# WHAT IS EXPECTED:
For the string "爱缘好孕", find every matching line in the records and copy it.
:: INPUT DATA ::
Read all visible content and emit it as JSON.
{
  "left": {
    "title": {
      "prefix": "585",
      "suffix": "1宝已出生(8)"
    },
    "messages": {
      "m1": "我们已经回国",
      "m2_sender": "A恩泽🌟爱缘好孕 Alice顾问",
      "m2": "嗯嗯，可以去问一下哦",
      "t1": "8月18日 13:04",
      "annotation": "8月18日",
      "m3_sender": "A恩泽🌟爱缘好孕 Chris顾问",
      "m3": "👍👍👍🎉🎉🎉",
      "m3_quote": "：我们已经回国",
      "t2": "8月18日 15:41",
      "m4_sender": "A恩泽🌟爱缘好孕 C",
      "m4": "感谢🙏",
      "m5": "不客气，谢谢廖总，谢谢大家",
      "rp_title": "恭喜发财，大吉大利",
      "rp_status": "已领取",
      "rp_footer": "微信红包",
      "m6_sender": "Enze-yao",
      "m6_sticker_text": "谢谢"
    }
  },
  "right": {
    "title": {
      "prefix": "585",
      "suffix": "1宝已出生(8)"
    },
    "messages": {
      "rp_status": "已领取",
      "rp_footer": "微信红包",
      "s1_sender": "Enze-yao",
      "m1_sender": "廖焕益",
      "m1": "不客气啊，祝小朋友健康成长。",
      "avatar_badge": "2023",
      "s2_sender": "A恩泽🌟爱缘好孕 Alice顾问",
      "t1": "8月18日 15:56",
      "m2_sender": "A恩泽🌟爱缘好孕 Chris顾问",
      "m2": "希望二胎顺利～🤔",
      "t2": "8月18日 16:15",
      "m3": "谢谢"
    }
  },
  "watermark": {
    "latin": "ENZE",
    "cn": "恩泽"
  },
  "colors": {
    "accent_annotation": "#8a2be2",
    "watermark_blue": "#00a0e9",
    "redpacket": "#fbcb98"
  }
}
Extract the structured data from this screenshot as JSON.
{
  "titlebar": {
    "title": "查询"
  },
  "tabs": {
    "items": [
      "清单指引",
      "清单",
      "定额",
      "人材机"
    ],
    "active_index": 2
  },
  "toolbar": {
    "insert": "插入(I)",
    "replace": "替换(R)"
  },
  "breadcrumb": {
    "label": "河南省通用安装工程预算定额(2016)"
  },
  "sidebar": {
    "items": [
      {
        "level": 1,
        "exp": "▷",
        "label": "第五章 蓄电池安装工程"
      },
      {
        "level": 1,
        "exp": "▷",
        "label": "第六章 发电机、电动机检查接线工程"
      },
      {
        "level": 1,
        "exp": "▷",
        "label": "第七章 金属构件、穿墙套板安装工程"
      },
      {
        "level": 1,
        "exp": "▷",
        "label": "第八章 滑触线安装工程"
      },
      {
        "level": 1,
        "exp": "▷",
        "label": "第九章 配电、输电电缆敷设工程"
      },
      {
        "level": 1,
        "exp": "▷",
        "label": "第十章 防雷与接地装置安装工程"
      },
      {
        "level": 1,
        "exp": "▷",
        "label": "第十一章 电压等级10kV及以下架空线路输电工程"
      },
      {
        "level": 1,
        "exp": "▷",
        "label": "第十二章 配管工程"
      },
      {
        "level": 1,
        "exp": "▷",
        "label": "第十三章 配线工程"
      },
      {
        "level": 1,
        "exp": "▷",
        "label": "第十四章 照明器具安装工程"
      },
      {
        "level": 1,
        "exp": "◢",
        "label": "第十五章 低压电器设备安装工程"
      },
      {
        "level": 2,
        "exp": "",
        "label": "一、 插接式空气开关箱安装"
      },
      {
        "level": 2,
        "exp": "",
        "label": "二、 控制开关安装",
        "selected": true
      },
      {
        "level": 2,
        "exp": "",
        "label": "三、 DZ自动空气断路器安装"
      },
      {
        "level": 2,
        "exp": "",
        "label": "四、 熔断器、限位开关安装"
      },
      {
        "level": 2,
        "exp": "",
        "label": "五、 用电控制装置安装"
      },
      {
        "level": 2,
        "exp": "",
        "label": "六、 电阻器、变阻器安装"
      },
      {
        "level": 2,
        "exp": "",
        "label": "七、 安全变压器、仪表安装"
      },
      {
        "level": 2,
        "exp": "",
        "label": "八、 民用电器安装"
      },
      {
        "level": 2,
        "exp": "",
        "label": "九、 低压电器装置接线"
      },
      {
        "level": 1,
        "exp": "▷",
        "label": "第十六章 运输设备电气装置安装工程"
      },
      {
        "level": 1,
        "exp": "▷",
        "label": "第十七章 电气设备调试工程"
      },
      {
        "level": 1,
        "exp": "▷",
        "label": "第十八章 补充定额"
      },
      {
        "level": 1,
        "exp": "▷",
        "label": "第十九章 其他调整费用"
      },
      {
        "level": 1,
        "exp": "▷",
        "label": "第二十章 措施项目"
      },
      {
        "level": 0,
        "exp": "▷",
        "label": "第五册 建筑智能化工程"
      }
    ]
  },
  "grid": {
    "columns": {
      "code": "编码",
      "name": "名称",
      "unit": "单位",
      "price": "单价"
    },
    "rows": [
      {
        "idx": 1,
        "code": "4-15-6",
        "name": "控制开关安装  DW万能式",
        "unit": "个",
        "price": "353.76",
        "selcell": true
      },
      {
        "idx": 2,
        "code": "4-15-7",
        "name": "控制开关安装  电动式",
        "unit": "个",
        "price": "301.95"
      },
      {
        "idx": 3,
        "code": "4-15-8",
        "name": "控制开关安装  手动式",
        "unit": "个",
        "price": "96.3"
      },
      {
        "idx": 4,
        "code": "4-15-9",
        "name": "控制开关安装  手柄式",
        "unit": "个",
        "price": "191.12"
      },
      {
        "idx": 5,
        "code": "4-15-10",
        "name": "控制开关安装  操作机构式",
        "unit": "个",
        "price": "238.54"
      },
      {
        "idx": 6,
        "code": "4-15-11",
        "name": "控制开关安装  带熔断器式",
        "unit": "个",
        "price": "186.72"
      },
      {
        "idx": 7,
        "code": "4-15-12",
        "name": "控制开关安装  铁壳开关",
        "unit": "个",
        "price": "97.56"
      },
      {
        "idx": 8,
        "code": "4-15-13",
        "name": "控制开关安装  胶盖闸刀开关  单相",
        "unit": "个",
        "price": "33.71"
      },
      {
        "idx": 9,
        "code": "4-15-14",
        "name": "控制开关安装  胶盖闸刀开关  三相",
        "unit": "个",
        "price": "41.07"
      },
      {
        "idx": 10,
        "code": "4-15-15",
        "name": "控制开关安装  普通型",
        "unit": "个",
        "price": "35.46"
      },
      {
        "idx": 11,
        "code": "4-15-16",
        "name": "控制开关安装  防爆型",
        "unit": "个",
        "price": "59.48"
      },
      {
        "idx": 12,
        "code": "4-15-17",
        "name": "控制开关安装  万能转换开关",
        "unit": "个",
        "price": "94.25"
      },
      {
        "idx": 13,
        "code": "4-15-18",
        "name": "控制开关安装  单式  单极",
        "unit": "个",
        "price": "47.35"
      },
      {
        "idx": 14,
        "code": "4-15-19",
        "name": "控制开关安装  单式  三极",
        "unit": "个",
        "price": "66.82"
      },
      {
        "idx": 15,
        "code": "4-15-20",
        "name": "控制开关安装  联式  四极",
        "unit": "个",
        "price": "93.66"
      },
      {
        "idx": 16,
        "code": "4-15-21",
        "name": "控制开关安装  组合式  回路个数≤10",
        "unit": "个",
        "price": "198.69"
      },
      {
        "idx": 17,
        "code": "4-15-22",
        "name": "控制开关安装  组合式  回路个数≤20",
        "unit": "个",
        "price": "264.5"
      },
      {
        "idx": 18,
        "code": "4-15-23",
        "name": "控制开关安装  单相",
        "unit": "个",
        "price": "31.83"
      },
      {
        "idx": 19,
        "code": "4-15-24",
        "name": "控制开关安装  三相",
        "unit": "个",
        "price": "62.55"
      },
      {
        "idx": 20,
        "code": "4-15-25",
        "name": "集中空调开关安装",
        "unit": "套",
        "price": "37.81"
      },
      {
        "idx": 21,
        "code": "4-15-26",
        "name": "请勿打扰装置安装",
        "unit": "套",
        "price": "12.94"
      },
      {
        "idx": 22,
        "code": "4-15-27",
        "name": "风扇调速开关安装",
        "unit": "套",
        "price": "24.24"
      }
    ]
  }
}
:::
# OUTPUT OF THE TASK:
      "m2_sender": "A恩泽🌟爱缘好孕 Alice顾问",
      "m3_sender": "A恩泽🌟爱缘好孕 Chris顾问",
      "m4_sender": "A恩泽🌟爱缘好孕 C",
      "s2_sender": "A恩泽🌟爱缘好孕 Alice顾问",
      "m2_sender": "A恩泽🌟爱缘好孕 Chris顾问",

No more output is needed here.